--- START ---

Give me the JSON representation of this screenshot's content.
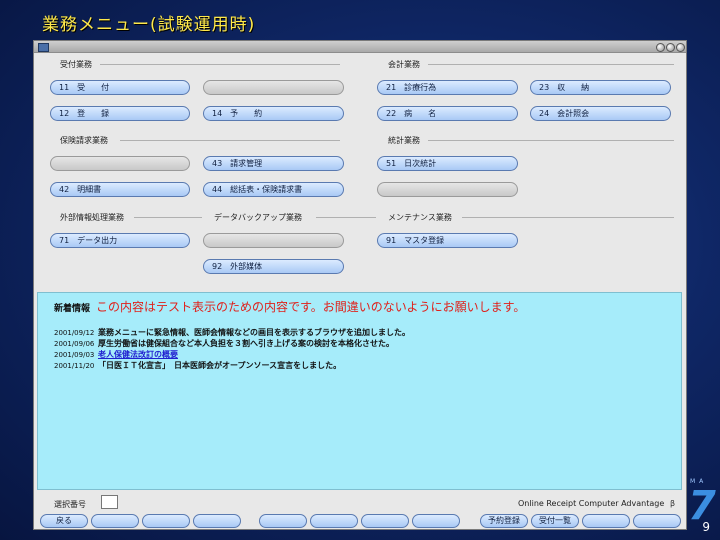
{
  "slide": {
    "title": "業務メニュー(試験運用時)",
    "page_number": "9",
    "logo_text": "7",
    "logo_caption": "M A"
  },
  "groups": {
    "reception": "受付業務",
    "accounting": "会計業務",
    "claims": "保険請求業務",
    "statistics": "統計業務",
    "external": "外部情報処理業務",
    "backup": "データバックアップ業務",
    "maintenance": "メンテナンス業務"
  },
  "buttons": {
    "b11": "11　受　　付",
    "b12": "12　登　　録",
    "b14": "14　予　　約",
    "b21": "21　診療行為",
    "b22": "22　病　　名",
    "b23": "23　収　　納",
    "b24": "24　会計照会",
    "b43": "43　請求管理",
    "b42": "42　明細書",
    "b44": "44　総括表・保険請求書",
    "b51": "51　日次統計",
    "b71": "71　データ出力",
    "b91": "91　マスタ登録",
    "b92": "92　外部媒体"
  },
  "news": {
    "header": "新着情報",
    "notice": "この内容はテスト表示のための内容です。お間違いのないようにお願いします。",
    "items": [
      {
        "date": "2001/09/12",
        "text": "業務メニューに緊急情報、医師会情報などの画目を表示するブラウザを追加しました。"
      },
      {
        "date": "2001/09/06",
        "text": "厚生労働省は健保組合など本人負担を３割へ引き上げる案の検討を本格化させた。"
      },
      {
        "date": "2001/09/03",
        "text": "老人保健法改訂の概要"
      },
      {
        "date": "2001/11/20",
        "text": "「日医ＩＴ化宣言」　日本医師会がオープンソース宣言をしました。"
      }
    ]
  },
  "footer": {
    "select_label": "選択番号",
    "select_value": "",
    "product_name": "Online Receipt Computer Advantage",
    "product_icon": "β",
    "back_label": "戻る",
    "reservation_label": "予約登録",
    "reception_list_label": "受付一覧"
  },
  "colors": {
    "background": "#0a1c4e",
    "title": "#ffe94a",
    "news_panel": "#a6ecfa",
    "notice": "#e0201a",
    "button": "#a9c9f5"
  }
}
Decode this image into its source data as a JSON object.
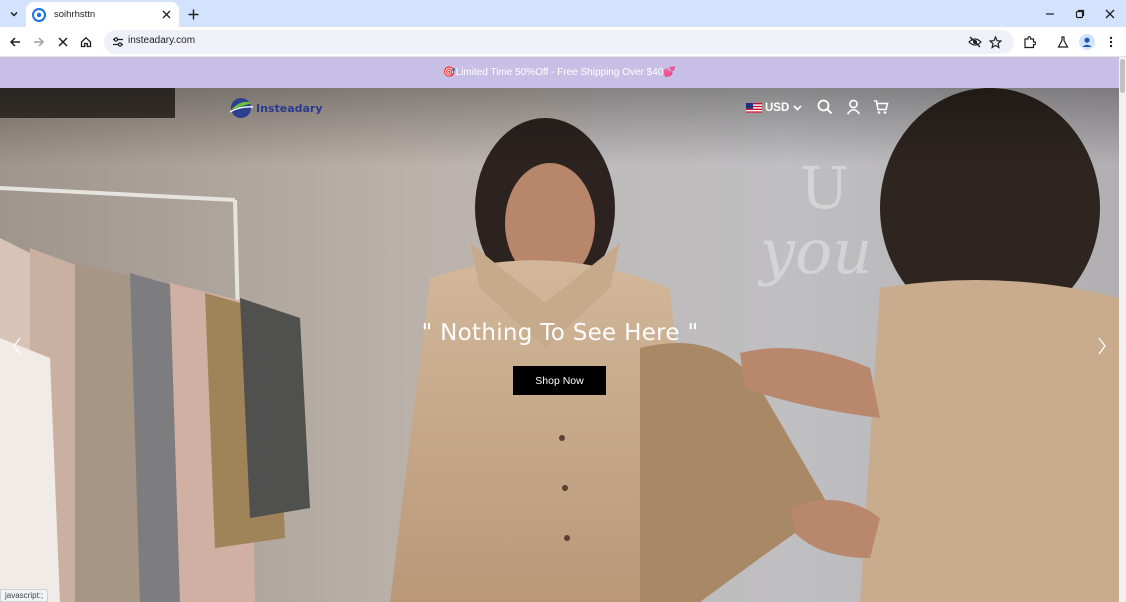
{
  "browser": {
    "tab": {
      "title": "soihrhsttn"
    },
    "url": "insteadary.com",
    "icons": {
      "tab_search": "chevron-down-icon",
      "favicon": "site-favicon",
      "close_tab": "close-icon",
      "new_tab": "plus-icon",
      "minimize": "minimize-icon",
      "restore": "restore-icon",
      "close_window": "close-icon",
      "back": "arrow-left-icon",
      "forward": "arrow-right-icon",
      "stop": "close-icon",
      "home": "home-icon",
      "site_info": "tune-icon",
      "tracking": "eye-off-icon",
      "bookmark": "star-icon",
      "extensions": "puzzle-icon",
      "labs": "flask-icon",
      "profile": "person-icon",
      "menu": "kebab-menu-icon"
    },
    "status_text": "javascript:;"
  },
  "site": {
    "announcement": {
      "prefix_emoji": "🎯",
      "text": "Limited Time 50%Off - Free Shipping Over $40",
      "suffix_emoji": "💕"
    },
    "header": {
      "logo_text": "Insteadary",
      "currency": "USD",
      "icons": {
        "flag": "us-flag-icon",
        "chevron": "chevron-down-icon",
        "search": "search-icon",
        "account": "user-icon",
        "cart": "cart-icon"
      }
    },
    "hero": {
      "title": "\" Nothing To See Here \"",
      "button": "Shop Now",
      "icons": {
        "prev": "chevron-left-icon",
        "next": "chevron-right-icon"
      }
    }
  },
  "colors": {
    "tabstrip": "#d3e3fd",
    "announcement_bg": "#c8bfe6",
    "button_bg": "#000000",
    "logo_text": "#2a3a8c"
  }
}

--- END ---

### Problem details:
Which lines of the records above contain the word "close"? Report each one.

### Output for this task:
      "close_tab": "close-icon",
      "close_window": "close-icon",
      "stop": "close-icon",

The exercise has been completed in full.